The last 24 hours has been characterised by frequent and regular rockfall flows from the north-eastern flank of the dome into the Tar River Valley. The most significant of these events occurred between 4:00 pm and 12:00 midnight and may have been responsible for light ashfall in the inhabited areas north-west of the volcano.
A total of 47 distinct rockfalls and 27 long period earthquakes were recorded by the seismic network. There were also 7 small hybrid earthquakes. Volcano-tectonic earthquakes were absent from the records during the period. Some of the long-period earthquakes occurred immediately before some of the rockfalls and pyroclastic flows. It is possible that LPs may have triggered the latter events. As observed during the past week it appeared that steam and gas emissions from the dome increased after some of the failure events.
Four small to moderate sized pyroclastic flows occurred in the Tar River valley last night. These events occurred at 4:44, 8:13, 10:39 and 11:51 pm. All four events lasted longer than six minutes and produced ash clouds. It seems that all of the flows originated from the north-east face of the dome. Another pyroclastic flow with similar characteristics occurred at 9:45 this morning, after which activity on the dome remained vigorous throughout the rest of the reporting period.
Due to low cloud cover no views of the dome were possible today. This rendered it impossible to carry out any EDM work, so the deformation team campaigned the northern and north-eastern GPS sub-networks. The environmental team visited several location in the evacuated zone to collect ash and water samples and change sulphur dioxide tubes. These locations included Upper and Lower Amersham, Brodericks, Gingoes, Governor's House and Police Headquarters in Plymouth. While at Amersham, the team reported hearing rockfalls at the summit of the volcano.
The recent style of activity shows that the volcano remains dangerous. The dome continues to get less stable and therefore further pyroclastic flows with attendant ash clouds will occur in the next few days. Only essential visits should be made to the evacuated zone, and ash masks should be worn when in the ashy areas.
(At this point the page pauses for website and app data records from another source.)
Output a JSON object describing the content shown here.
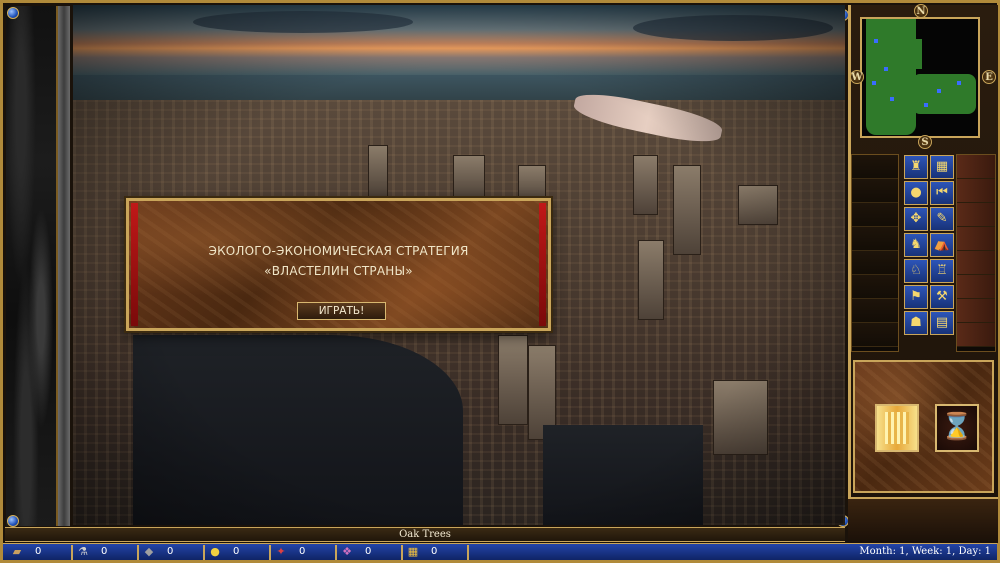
{
  "dialog": {
    "line1": "ЭКОЛОГО-ЭКОНОМИЧЕСКАЯ СТРАТЕГИЯ",
    "line2": "«ВЛАСТЕЛИН СТРАНЫ»",
    "play_label": "ИГРАТЬ!"
  },
  "compass": {
    "n": "N",
    "s": "S",
    "e": "E",
    "w": "W"
  },
  "rollover_text": "Oak Trees",
  "resources": [
    {
      "name": "wood-icon",
      "glyph": "▰",
      "value": "0"
    },
    {
      "name": "mercury-icon",
      "glyph": "⚗",
      "value": "0"
    },
    {
      "name": "ore-icon",
      "glyph": "◆",
      "value": "0"
    },
    {
      "name": "sulfur-icon",
      "glyph": "●",
      "value": "0"
    },
    {
      "name": "crystal-icon",
      "glyph": "✦",
      "value": "0"
    },
    {
      "name": "gems-icon",
      "glyph": "❖",
      "value": "0"
    },
    {
      "name": "gold-icon",
      "glyph": "▦",
      "value": "0"
    }
  ],
  "date_text": "Month: 1, Week: 1, Day: 1",
  "adventure_buttons": [
    {
      "name": "kingdom-overview-button",
      "glyph": "♜"
    },
    {
      "name": "underground-toggle-button",
      "glyph": "▦"
    },
    {
      "name": "view-world-button",
      "glyph": "●"
    },
    {
      "name": "sleep-hero-button",
      "glyph": "⏮"
    },
    {
      "name": "quest-log-button",
      "glyph": "✥"
    },
    {
      "name": "cast-spell-button",
      "glyph": "✎"
    },
    {
      "name": "move-hero-button",
      "glyph": "♞"
    },
    {
      "name": "adventure-options-button",
      "glyph": "⛺"
    },
    {
      "name": "next-hero-button",
      "glyph": "♘"
    },
    {
      "name": "system-options-button",
      "glyph": "♖"
    },
    {
      "name": "end-turn-button",
      "glyph": "⚑"
    },
    {
      "name": "end-turn-2-button",
      "glyph": "⚒"
    },
    {
      "name": "puzzle-map-button",
      "glyph": "☗"
    },
    {
      "name": "scenario-info-button",
      "glyph": "▤"
    }
  ],
  "colors": {
    "gold_border": "#c9a55a",
    "blue_bar": "#1a3890",
    "dialog_red": "#c01818"
  }
}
The Tar River and White River valleys are extremely dangerous, as pyroclastic flows can travel down these valleys with no warning. Zone A should not be entered under any circumstances.